I draw an example from the “Star Wars” movies that have fascinated our culture the last twenty years. In that series, Jedi Knight apprentices are expected to uphold good by becoming like their masters. In one of the series’ final scenes, famous for Yoda’s quote, “When 900 years old you reach, look as good you will not,” the aged master, who remained good for centuries, dies with young Luke at his side. The message comes through loud and clear. Through the ages, Yoda’s stand on behalf of good has been unwavering. He has withstood evil, made a positive difference, lived a life worth imitating. The only hope for good to prevail over evil is for young Luke to live the rest of his days being just like Yoda. Luke was finally able to do this because he accurately assessed the value of Yoda’s life.
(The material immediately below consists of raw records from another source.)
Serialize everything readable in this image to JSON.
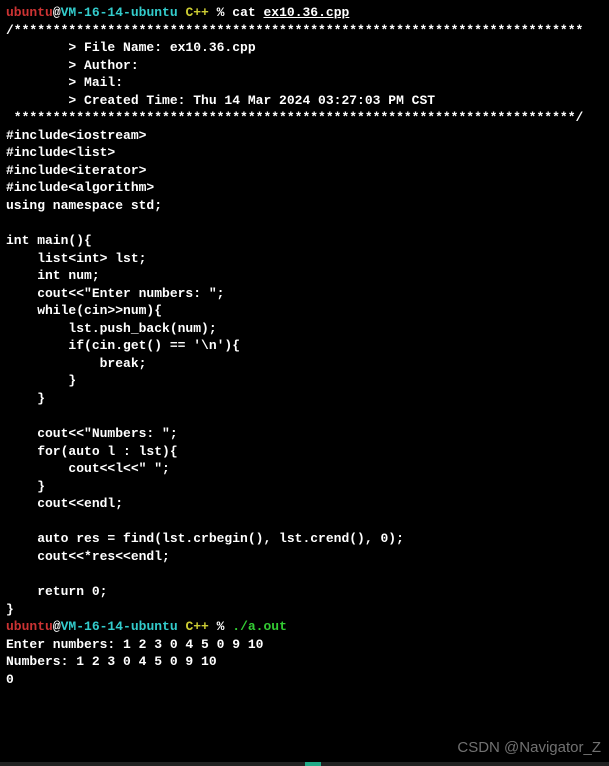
{
  "prompt1": {
    "user": "ubuntu",
    "at": "@",
    "host": "VM-16-14-ubuntu",
    "dir": " C++",
    "pct": " % ",
    "cmd": "cat ",
    "arg": "ex10.36.cpp"
  },
  "source": {
    "border_top": "/*************************************************************************",
    "meta1": "        > File Name: ex10.36.cpp",
    "meta2": "        > Author:",
    "meta3": "        > Mail:",
    "meta4": "        > Created Time: Thu 14 Mar 2024 03:27:03 PM CST",
    "border_bot": " ************************************************************************/",
    "blank": "",
    "inc1": "#include<iostream>",
    "inc2": "#include<list>",
    "inc3": "#include<iterator>",
    "inc4": "#include<algorithm>",
    "usng": "using namespace std;",
    "main0": "int main(){",
    "main1": "    list<int> lst;",
    "main2": "    int num;",
    "main3": "    cout<<\"Enter numbers: \";",
    "main4": "    while(cin>>num){",
    "main5": "        lst.push_back(num);",
    "main6": "        if(cin.get() == '\\n'){",
    "main7": "            break;",
    "main8": "        }",
    "main9": "    }",
    "main10": "    cout<<\"Numbers: \";",
    "main11": "    for(auto l : lst){",
    "main12": "        cout<<l<<\" \";",
    "main13": "    }",
    "main14": "    cout<<endl;",
    "main15": "    auto res = find(lst.crbegin(), lst.crend(), 0);",
    "main16": "    cout<<*res<<endl;",
    "main17": "    return 0;",
    "main18": "}"
  },
  "prompt2": {
    "user": "ubuntu",
    "at": "@",
    "host": "VM-16-14-ubuntu",
    "dir": " C++",
    "pct": " % ",
    "cmd": "./a.out"
  },
  "output": {
    "l1": "Enter numbers: 1 2 3 0 4 5 0 9 10",
    "l2": "Numbers: 1 2 3 0 4 5 0 9 10",
    "l3": "0"
  },
  "watermark": "CSDN @Navigator_Z"
}
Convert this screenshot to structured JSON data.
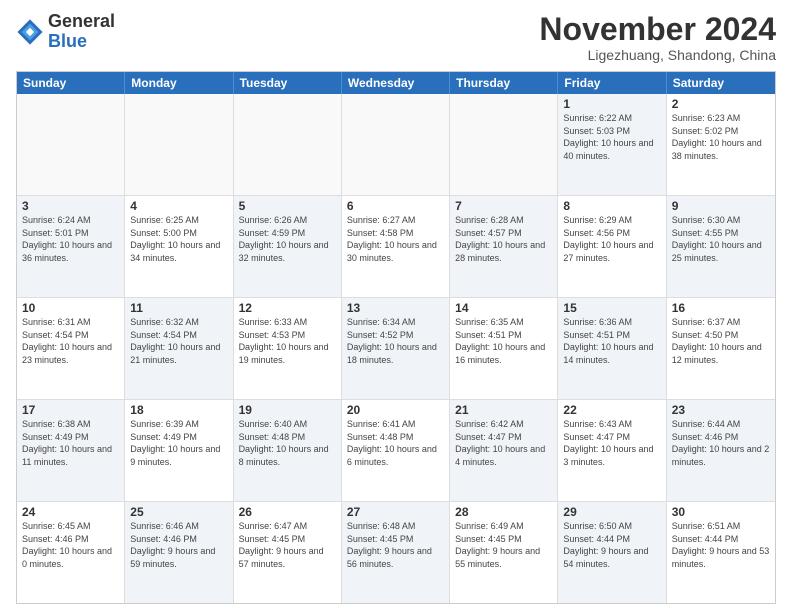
{
  "logo": {
    "general": "General",
    "blue": "Blue"
  },
  "title": "November 2024",
  "location": "Ligezhuang, Shandong, China",
  "headers": [
    "Sunday",
    "Monday",
    "Tuesday",
    "Wednesday",
    "Thursday",
    "Friday",
    "Saturday"
  ],
  "rows": [
    [
      {
        "num": "",
        "info": "",
        "empty": true
      },
      {
        "num": "",
        "info": "",
        "empty": true
      },
      {
        "num": "",
        "info": "",
        "empty": true
      },
      {
        "num": "",
        "info": "",
        "empty": true
      },
      {
        "num": "",
        "info": "",
        "empty": true
      },
      {
        "num": "1",
        "info": "Sunrise: 6:22 AM\nSunset: 5:03 PM\nDaylight: 10 hours and 40 minutes.",
        "shaded": true
      },
      {
        "num": "2",
        "info": "Sunrise: 6:23 AM\nSunset: 5:02 PM\nDaylight: 10 hours and 38 minutes.",
        "shaded": false
      }
    ],
    [
      {
        "num": "3",
        "info": "Sunrise: 6:24 AM\nSunset: 5:01 PM\nDaylight: 10 hours and 36 minutes.",
        "shaded": true
      },
      {
        "num": "4",
        "info": "Sunrise: 6:25 AM\nSunset: 5:00 PM\nDaylight: 10 hours and 34 minutes.",
        "shaded": false
      },
      {
        "num": "5",
        "info": "Sunrise: 6:26 AM\nSunset: 4:59 PM\nDaylight: 10 hours and 32 minutes.",
        "shaded": true
      },
      {
        "num": "6",
        "info": "Sunrise: 6:27 AM\nSunset: 4:58 PM\nDaylight: 10 hours and 30 minutes.",
        "shaded": false
      },
      {
        "num": "7",
        "info": "Sunrise: 6:28 AM\nSunset: 4:57 PM\nDaylight: 10 hours and 28 minutes.",
        "shaded": true
      },
      {
        "num": "8",
        "info": "Sunrise: 6:29 AM\nSunset: 4:56 PM\nDaylight: 10 hours and 27 minutes.",
        "shaded": false
      },
      {
        "num": "9",
        "info": "Sunrise: 6:30 AM\nSunset: 4:55 PM\nDaylight: 10 hours and 25 minutes.",
        "shaded": true
      }
    ],
    [
      {
        "num": "10",
        "info": "Sunrise: 6:31 AM\nSunset: 4:54 PM\nDaylight: 10 hours and 23 minutes.",
        "shaded": false
      },
      {
        "num": "11",
        "info": "Sunrise: 6:32 AM\nSunset: 4:54 PM\nDaylight: 10 hours and 21 minutes.",
        "shaded": true
      },
      {
        "num": "12",
        "info": "Sunrise: 6:33 AM\nSunset: 4:53 PM\nDaylight: 10 hours and 19 minutes.",
        "shaded": false
      },
      {
        "num": "13",
        "info": "Sunrise: 6:34 AM\nSunset: 4:52 PM\nDaylight: 10 hours and 18 minutes.",
        "shaded": true
      },
      {
        "num": "14",
        "info": "Sunrise: 6:35 AM\nSunset: 4:51 PM\nDaylight: 10 hours and 16 minutes.",
        "shaded": false
      },
      {
        "num": "15",
        "info": "Sunrise: 6:36 AM\nSunset: 4:51 PM\nDaylight: 10 hours and 14 minutes.",
        "shaded": true
      },
      {
        "num": "16",
        "info": "Sunrise: 6:37 AM\nSunset: 4:50 PM\nDaylight: 10 hours and 12 minutes.",
        "shaded": false
      }
    ],
    [
      {
        "num": "17",
        "info": "Sunrise: 6:38 AM\nSunset: 4:49 PM\nDaylight: 10 hours and 11 minutes.",
        "shaded": true
      },
      {
        "num": "18",
        "info": "Sunrise: 6:39 AM\nSunset: 4:49 PM\nDaylight: 10 hours and 9 minutes.",
        "shaded": false
      },
      {
        "num": "19",
        "info": "Sunrise: 6:40 AM\nSunset: 4:48 PM\nDaylight: 10 hours and 8 minutes.",
        "shaded": true
      },
      {
        "num": "20",
        "info": "Sunrise: 6:41 AM\nSunset: 4:48 PM\nDaylight: 10 hours and 6 minutes.",
        "shaded": false
      },
      {
        "num": "21",
        "info": "Sunrise: 6:42 AM\nSunset: 4:47 PM\nDaylight: 10 hours and 4 minutes.",
        "shaded": true
      },
      {
        "num": "22",
        "info": "Sunrise: 6:43 AM\nSunset: 4:47 PM\nDaylight: 10 hours and 3 minutes.",
        "shaded": false
      },
      {
        "num": "23",
        "info": "Sunrise: 6:44 AM\nSunset: 4:46 PM\nDaylight: 10 hours and 2 minutes.",
        "shaded": true
      }
    ],
    [
      {
        "num": "24",
        "info": "Sunrise: 6:45 AM\nSunset: 4:46 PM\nDaylight: 10 hours and 0 minutes.",
        "shaded": false
      },
      {
        "num": "25",
        "info": "Sunrise: 6:46 AM\nSunset: 4:46 PM\nDaylight: 9 hours and 59 minutes.",
        "shaded": true
      },
      {
        "num": "26",
        "info": "Sunrise: 6:47 AM\nSunset: 4:45 PM\nDaylight: 9 hours and 57 minutes.",
        "shaded": false
      },
      {
        "num": "27",
        "info": "Sunrise: 6:48 AM\nSunset: 4:45 PM\nDaylight: 9 hours and 56 minutes.",
        "shaded": true
      },
      {
        "num": "28",
        "info": "Sunrise: 6:49 AM\nSunset: 4:45 PM\nDaylight: 9 hours and 55 minutes.",
        "shaded": false
      },
      {
        "num": "29",
        "info": "Sunrise: 6:50 AM\nSunset: 4:44 PM\nDaylight: 9 hours and 54 minutes.",
        "shaded": true
      },
      {
        "num": "30",
        "info": "Sunrise: 6:51 AM\nSunset: 4:44 PM\nDaylight: 9 hours and 53 minutes.",
        "shaded": false
      }
    ]
  ]
}
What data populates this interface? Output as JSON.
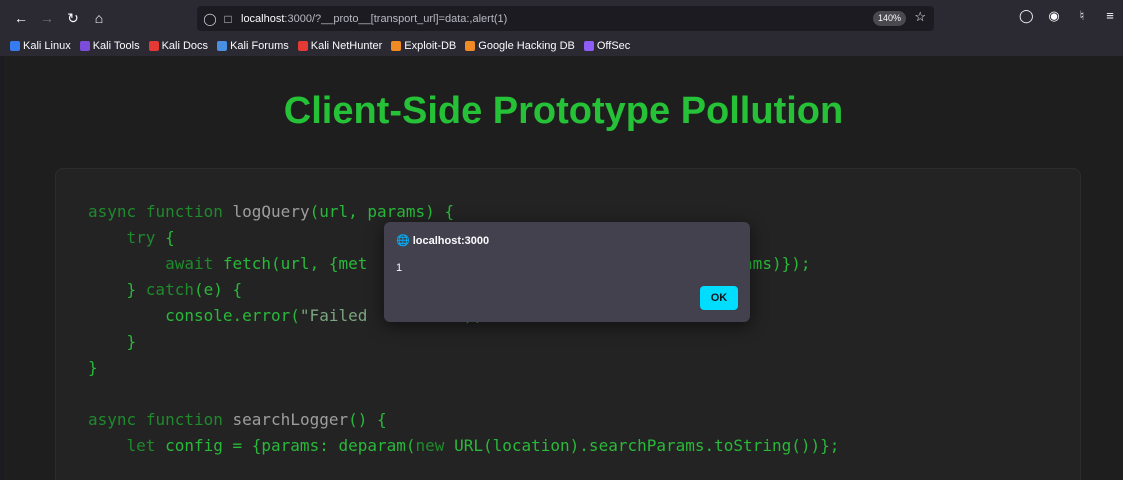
{
  "browser": {
    "url_host": "localhost",
    "url_rest": ":3000/?__proto__[transport_url]=data:,alert(1)",
    "zoom": "140%",
    "bookmarks": [
      {
        "label": "Kali Linux",
        "color": "#367bf0"
      },
      {
        "label": "Kali Tools",
        "color": "#7d4cdb"
      },
      {
        "label": "Kali Docs",
        "color": "#e53935"
      },
      {
        "label": "Kali Forums",
        "color": "#4a90e2"
      },
      {
        "label": "Kali NetHunter",
        "color": "#e53935"
      },
      {
        "label": "Exploit-DB",
        "color": "#f08a24"
      },
      {
        "label": "Google Hacking DB",
        "color": "#f08a24"
      },
      {
        "label": "OffSec",
        "color": "#8e5cf7"
      }
    ]
  },
  "page": {
    "title": "Client-Side Prototype Pollution",
    "title_color": "#25c137"
  },
  "code": {
    "l1_kw1": "async",
    "l1_kw2": "function",
    "l1_fn": "logQuery",
    "l1_rest": "(url, params) {",
    "l2_kw": "try",
    "l2_rest": " {",
    "l3_kw": "await",
    "l3_rest": " fetch(url, {met",
    "l3_tail": "JSON.stringify(params)});",
    "l4_a": "} ",
    "l4_kw": "catch",
    "l4_rest": "(e) {",
    "l5_a": "console.error(",
    "l5_str": "\"Failed",
    "l5_tail": "\");",
    "l6": "}",
    "l7": "}",
    "l9_kw1": "async",
    "l9_kw2": "function",
    "l9_fn": "searchLogger",
    "l9_rest": "() {",
    "l10_kw": "let",
    "l10_rest": " config = {params: deparam(",
    "l10_kw2": "new",
    "l10_tail": " URL(location).searchParams.toString())};"
  },
  "dialog": {
    "origin": "localhost:3000",
    "message": "1",
    "ok_label": "OK"
  }
}
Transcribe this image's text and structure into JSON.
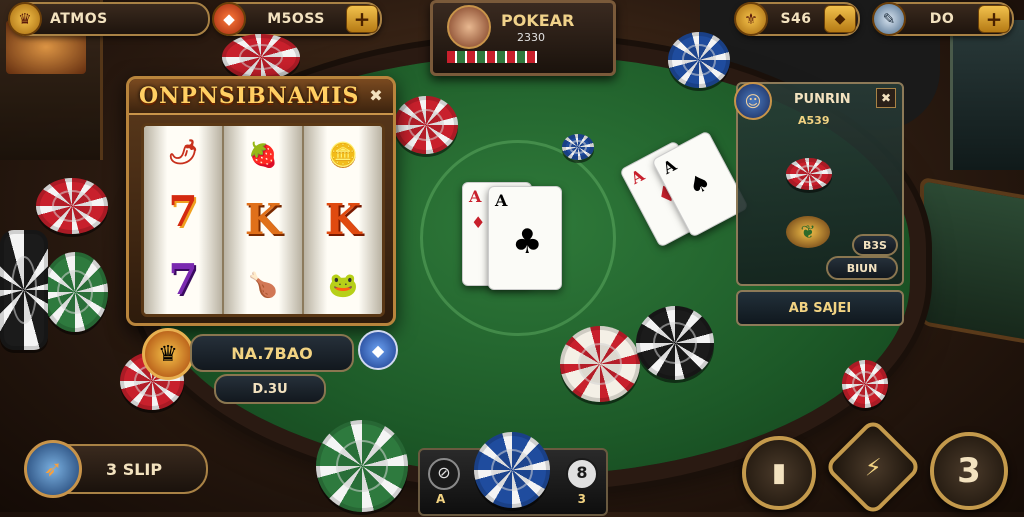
{
  "hud": {
    "player_name": "ATMOS",
    "player_icon": "crest-icon",
    "currency1": "M5OSS",
    "currency1_icon": "gem-icon",
    "currency2": "S46",
    "currency2_icon": "coin-icon",
    "currency3": "DO",
    "currency3_icon": "feather-icon"
  },
  "game_header": {
    "title": "POKEAR",
    "sub": "2330"
  },
  "slot": {
    "title": "ONPNSIBNAMIS",
    "reel_symbols": [
      [
        "🌶",
        "7",
        "7"
      ],
      [
        "🍓",
        "K",
        "🍗"
      ],
      [
        "🪙",
        "K",
        "🐸"
      ]
    ],
    "win_label": "NA.7BAO",
    "bet_label": "D.3U"
  },
  "table": {
    "center_cards": [
      {
        "rank": "A",
        "suit": "♦",
        "color": "#c8202c"
      },
      {
        "rank": "A",
        "suit": "♣",
        "color": "#111111"
      }
    ],
    "opponent_cards": [
      {
        "rank": "A",
        "suit": "♦",
        "color": "#c8202c"
      },
      {
        "rank": "A",
        "suit": "♠",
        "color": "#111111"
      }
    ]
  },
  "player_panel": {
    "name": "PUNRIN",
    "balance": "A539",
    "stack_value": "B3S",
    "pot_label": "BIUN",
    "footer": "AB SAJEI"
  },
  "bottom": {
    "bet_amount": "3 SLIP",
    "center_left": "A",
    "center_right": "3",
    "round_number": "3"
  }
}
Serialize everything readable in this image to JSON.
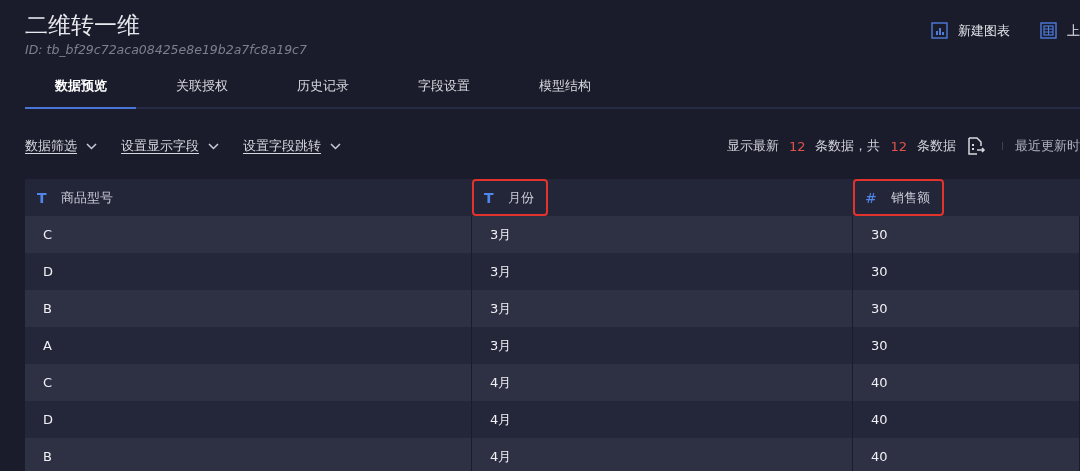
{
  "header": {
    "title": "二维转一维",
    "id_text": "ID: tb_bf29c72aca08425e8e19b2a7fc8a19c7",
    "actions": [
      {
        "label": "新建图表",
        "kind": "chart"
      },
      {
        "label": "上",
        "kind": "table"
      }
    ]
  },
  "tabs": [
    {
      "label": "数据预览",
      "selected": true
    },
    {
      "label": "关联授权",
      "selected": false
    },
    {
      "label": "历史记录",
      "selected": false
    },
    {
      "label": "字段设置",
      "selected": false
    },
    {
      "label": "模型结构",
      "selected": false
    }
  ],
  "toolbar": {
    "dropdowns": [
      "数据筛选",
      "设置显示字段",
      "设置字段跳转"
    ],
    "summary": [
      {
        "text": "显示最新",
        "kind": "label"
      },
      {
        "text": "12",
        "kind": "count"
      },
      {
        "text": "条数据，共",
        "kind": "label"
      },
      {
        "text": "12",
        "kind": "count"
      },
      {
        "text": "条数据",
        "kind": "label"
      }
    ],
    "updated": "最近更新时"
  },
  "table": {
    "columns": [
      {
        "type_icon": "T",
        "name": "商品型号",
        "highlighted": false
      },
      {
        "type_icon": "T",
        "name": "月份",
        "highlighted": true
      },
      {
        "type_icon": "#",
        "name": "销售额",
        "highlighted": true
      }
    ],
    "rows": [
      [
        "C",
        "3月",
        "30"
      ],
      [
        "D",
        "3月",
        "30"
      ],
      [
        "B",
        "3月",
        "30"
      ],
      [
        "A",
        "3月",
        "30"
      ],
      [
        "C",
        "4月",
        "40"
      ],
      [
        "D",
        "4月",
        "40"
      ],
      [
        "B",
        "4月",
        "40"
      ]
    ]
  }
}
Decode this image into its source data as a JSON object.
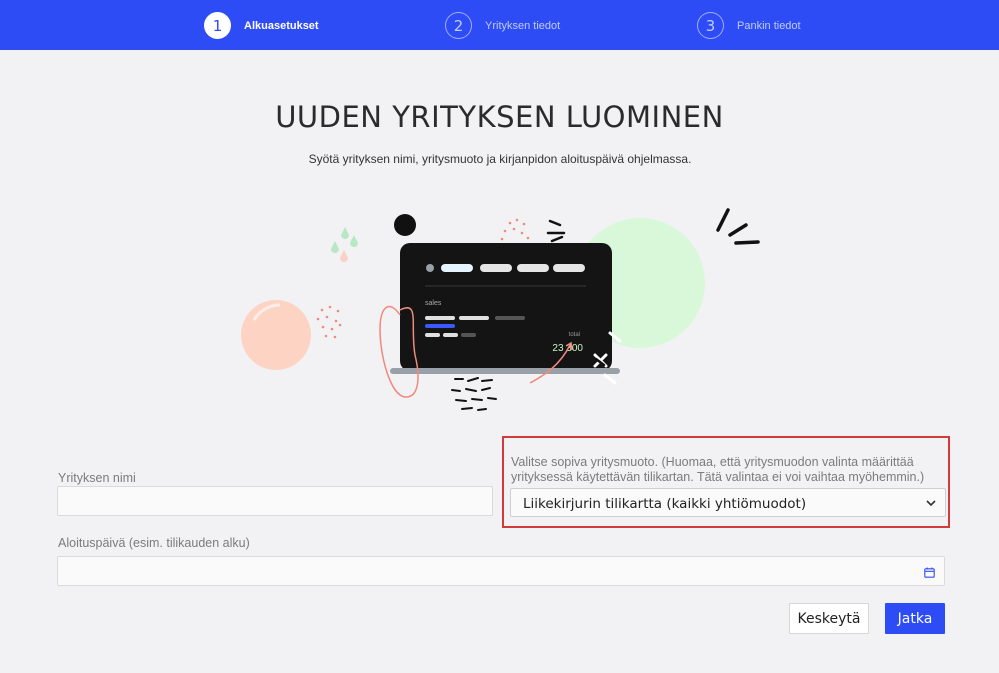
{
  "stepper": {
    "steps": [
      {
        "number": "1",
        "label": "Alkuasetukset",
        "active": true
      },
      {
        "number": "2",
        "label": "Yrityksen tiedot",
        "active": false
      },
      {
        "number": "3",
        "label": "Pankin tiedot",
        "active": false
      }
    ]
  },
  "page": {
    "title": "UUDEN YRITYKSEN LUOMINEN",
    "subtitle": "Syötä yrityksen nimi, yritysmuoto ja kirjanpidon aloituspäivä ohjelmassa."
  },
  "illustration": {
    "chart_label": "sales",
    "total_label": "total",
    "total_value": "23 300"
  },
  "form": {
    "company_name_label": "Yrityksen nimi",
    "company_name_value": "",
    "company_type_label": "Valitse sopiva yritysmuoto. (Huomaa, että yritysmuodon valinta määrittää yrityksessä käytettävän tilikartan. Tätä valintaa ei voi vaihtaa myöhemmin.)",
    "company_type_selected": "Liikekirjurin tilikartta (kaikki yhtiömuodot)",
    "start_date_label": "Aloituspäivä (esim. tilikauden alku)",
    "start_date_value": ""
  },
  "buttons": {
    "cancel": "Keskeytä",
    "next": "Jatka"
  },
  "colors": {
    "accent": "#2d4cf5",
    "highlight_border": "#d33b3b",
    "background": "#f2f2f4"
  }
}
We Christians instinctively want our lives to count. For this to happen, we must realize our individual lives are not that consequential in and of themselves.
For our lives to count, we have to move more and more toward the one life that counted most, that ultimately mattered in human history, the life of Jesus. He is Master-Teacher in the sense of being our Ideal of what the best, noblest life is.
Do we appreciate the worth and beauty of Jesus’ life? Do we believe He lived the best life ever lived? Until we accept His life as having been the supreme life worth living, we will not want to reproduce it in our lives. As long as it’s about us, we won’t let our life be swayed by the deep seated principles that swayed Him.
The Christian life entails living again the life of Christ, reenacting His ways, ideas, and perspectives. A worthy disciple of Jesus does consciously and eventually almost unconsciously what he has seen his Master do. We walk His footsteps, see with His eyes, hear with His ears, feel with His heart, touch with His hand.
In sharing the Master’s knowledge, attitude, character, and treatment we are assured we also share the Master’s life. Resemblance gives confidence we’re His.
A missionary, feeling warm blood streaming down from a wound inflicted on him due to his faith, exclaimed, “Now I am a Christian.” Blandina the martyr, being tortured, cried out often in her agony, “Christiana sum,” “A Christian I am.”
These two were not talking about being born again, as if suffering causes salvation. They were saying that in their willingness to be persecuted as Christ was, in their being like Him, they were sensing they truly were His followers. May we find the joy of knowing it is enough for the disciple to be like his master.